WHAT TO WORK ON - In the entries below, find each line with the string "Master" and copy it.

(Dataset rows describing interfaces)
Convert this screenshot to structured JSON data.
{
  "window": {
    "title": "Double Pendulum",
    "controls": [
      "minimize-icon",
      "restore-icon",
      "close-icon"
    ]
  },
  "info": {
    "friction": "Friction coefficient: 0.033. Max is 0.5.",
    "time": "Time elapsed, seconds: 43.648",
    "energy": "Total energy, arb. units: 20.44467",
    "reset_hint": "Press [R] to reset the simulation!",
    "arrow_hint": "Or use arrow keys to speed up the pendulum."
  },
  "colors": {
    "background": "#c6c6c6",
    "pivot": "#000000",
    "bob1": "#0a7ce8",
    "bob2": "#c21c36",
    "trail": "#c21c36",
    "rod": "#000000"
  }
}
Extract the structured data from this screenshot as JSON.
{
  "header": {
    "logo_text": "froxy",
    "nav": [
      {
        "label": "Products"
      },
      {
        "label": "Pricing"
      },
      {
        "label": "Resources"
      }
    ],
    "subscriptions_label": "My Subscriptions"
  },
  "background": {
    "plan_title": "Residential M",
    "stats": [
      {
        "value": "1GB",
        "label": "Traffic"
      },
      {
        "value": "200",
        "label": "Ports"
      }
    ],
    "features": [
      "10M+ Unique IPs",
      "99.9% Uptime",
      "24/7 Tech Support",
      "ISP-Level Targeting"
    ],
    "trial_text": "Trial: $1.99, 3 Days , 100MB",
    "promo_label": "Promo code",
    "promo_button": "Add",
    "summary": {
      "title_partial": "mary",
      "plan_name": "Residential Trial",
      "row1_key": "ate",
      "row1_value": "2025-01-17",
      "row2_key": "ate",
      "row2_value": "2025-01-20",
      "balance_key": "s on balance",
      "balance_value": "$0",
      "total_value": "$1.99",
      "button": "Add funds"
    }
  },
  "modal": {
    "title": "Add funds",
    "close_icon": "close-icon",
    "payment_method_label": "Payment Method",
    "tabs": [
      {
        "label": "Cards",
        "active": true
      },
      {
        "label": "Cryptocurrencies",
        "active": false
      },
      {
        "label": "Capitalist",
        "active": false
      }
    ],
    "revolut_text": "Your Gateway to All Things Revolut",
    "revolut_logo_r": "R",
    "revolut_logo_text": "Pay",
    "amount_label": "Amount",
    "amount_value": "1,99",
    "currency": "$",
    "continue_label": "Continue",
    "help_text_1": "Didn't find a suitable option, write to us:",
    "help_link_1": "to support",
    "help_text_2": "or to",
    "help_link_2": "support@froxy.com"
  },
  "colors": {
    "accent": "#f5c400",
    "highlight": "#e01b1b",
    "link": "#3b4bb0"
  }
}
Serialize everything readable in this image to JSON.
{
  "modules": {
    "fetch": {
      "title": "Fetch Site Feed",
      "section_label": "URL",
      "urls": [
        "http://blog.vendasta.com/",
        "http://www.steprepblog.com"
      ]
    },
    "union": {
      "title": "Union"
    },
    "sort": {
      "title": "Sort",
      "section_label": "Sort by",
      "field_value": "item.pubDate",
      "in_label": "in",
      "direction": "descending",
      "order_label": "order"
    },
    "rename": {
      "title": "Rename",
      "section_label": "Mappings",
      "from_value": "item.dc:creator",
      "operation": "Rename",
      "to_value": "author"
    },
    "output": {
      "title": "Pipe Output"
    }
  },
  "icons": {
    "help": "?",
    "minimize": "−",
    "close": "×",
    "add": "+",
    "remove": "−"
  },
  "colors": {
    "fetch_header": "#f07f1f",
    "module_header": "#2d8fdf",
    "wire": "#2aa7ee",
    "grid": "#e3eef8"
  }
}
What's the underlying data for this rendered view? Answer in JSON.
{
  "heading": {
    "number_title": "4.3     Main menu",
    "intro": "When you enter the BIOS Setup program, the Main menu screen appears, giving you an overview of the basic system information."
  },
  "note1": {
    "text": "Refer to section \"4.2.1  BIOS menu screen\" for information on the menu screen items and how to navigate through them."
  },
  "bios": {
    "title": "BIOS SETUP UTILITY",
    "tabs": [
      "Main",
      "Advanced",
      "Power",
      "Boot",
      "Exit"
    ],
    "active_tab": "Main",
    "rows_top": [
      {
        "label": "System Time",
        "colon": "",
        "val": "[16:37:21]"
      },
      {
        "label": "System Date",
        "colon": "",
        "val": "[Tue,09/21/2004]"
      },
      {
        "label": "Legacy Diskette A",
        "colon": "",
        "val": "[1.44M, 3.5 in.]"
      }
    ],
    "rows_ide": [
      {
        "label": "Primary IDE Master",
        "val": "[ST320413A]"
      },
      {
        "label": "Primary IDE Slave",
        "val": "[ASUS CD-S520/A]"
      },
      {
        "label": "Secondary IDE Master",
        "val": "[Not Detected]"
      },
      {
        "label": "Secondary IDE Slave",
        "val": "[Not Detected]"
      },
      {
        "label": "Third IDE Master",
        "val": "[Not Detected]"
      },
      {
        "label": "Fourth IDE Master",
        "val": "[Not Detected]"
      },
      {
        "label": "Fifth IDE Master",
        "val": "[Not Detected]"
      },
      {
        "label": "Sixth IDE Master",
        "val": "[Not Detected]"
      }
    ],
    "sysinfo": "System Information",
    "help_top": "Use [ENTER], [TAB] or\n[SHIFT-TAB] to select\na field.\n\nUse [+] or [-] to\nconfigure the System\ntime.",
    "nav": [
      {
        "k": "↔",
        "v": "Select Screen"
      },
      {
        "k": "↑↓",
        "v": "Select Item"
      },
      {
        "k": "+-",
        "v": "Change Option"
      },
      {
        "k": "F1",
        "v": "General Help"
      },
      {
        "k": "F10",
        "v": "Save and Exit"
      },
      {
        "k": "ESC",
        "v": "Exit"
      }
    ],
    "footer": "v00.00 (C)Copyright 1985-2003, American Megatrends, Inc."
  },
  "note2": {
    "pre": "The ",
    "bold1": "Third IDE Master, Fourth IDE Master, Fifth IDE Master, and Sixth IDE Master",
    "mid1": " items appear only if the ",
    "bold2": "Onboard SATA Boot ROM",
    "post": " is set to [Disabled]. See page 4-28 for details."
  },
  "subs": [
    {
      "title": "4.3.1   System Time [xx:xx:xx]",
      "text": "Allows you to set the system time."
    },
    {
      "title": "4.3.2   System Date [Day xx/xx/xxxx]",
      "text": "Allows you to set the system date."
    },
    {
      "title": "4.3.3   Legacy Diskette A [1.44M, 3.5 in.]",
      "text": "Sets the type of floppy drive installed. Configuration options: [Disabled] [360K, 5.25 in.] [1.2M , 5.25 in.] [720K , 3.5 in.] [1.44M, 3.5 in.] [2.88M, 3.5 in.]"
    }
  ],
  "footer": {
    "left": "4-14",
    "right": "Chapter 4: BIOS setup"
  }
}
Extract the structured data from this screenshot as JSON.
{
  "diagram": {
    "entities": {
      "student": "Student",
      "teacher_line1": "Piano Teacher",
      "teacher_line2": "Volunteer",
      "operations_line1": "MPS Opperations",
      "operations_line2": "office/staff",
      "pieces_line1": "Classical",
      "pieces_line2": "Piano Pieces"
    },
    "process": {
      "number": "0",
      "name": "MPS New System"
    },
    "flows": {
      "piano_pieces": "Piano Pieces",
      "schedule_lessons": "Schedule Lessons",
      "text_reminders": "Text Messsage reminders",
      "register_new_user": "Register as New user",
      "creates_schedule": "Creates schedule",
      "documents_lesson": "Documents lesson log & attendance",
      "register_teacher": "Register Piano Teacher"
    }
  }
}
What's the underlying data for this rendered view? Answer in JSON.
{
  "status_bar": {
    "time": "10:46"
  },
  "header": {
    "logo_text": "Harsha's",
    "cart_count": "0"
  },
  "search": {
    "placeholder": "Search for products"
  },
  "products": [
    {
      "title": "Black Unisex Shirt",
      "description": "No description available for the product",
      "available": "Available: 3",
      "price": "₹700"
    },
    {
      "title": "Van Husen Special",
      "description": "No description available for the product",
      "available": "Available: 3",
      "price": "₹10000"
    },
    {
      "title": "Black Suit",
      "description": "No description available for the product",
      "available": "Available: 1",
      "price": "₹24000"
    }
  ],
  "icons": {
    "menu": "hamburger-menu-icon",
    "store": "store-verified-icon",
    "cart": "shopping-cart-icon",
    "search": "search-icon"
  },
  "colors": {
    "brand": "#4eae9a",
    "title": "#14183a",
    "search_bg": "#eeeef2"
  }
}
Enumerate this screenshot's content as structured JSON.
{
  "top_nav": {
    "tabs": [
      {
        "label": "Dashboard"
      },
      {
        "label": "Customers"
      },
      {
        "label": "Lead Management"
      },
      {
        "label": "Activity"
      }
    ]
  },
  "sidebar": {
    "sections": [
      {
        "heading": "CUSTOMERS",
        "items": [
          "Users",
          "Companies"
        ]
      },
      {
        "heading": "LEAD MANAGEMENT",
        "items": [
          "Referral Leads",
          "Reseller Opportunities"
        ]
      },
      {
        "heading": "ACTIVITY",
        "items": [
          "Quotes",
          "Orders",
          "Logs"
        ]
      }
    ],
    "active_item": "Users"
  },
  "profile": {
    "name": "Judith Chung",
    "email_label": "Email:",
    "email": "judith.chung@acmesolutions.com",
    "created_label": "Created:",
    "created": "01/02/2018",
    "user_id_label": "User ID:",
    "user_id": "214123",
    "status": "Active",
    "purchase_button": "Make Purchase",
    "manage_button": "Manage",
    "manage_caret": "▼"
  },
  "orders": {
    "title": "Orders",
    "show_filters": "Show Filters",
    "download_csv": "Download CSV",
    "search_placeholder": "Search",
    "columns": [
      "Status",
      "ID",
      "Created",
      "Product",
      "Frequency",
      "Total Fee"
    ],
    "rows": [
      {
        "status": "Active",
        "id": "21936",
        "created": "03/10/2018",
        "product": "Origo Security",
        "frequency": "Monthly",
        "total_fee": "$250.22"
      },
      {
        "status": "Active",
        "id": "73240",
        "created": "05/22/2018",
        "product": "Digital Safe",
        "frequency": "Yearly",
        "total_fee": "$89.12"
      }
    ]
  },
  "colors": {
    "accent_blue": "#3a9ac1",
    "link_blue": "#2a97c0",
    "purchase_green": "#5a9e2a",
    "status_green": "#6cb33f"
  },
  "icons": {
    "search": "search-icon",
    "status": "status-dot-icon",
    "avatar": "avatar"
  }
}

RESPONSE AREA -
        "label": "Primary IDE Master",
        "label": "Secondary IDE Master",
        "label": "Third IDE Master",
        "label": "Fourth IDE Master",
        "label": "Fifth IDE Master",
        "label": "Sixth IDE Master",
    "bold1": "Third IDE Master, Fourth IDE Master, Fifth IDE Master, and Sixth IDE Master",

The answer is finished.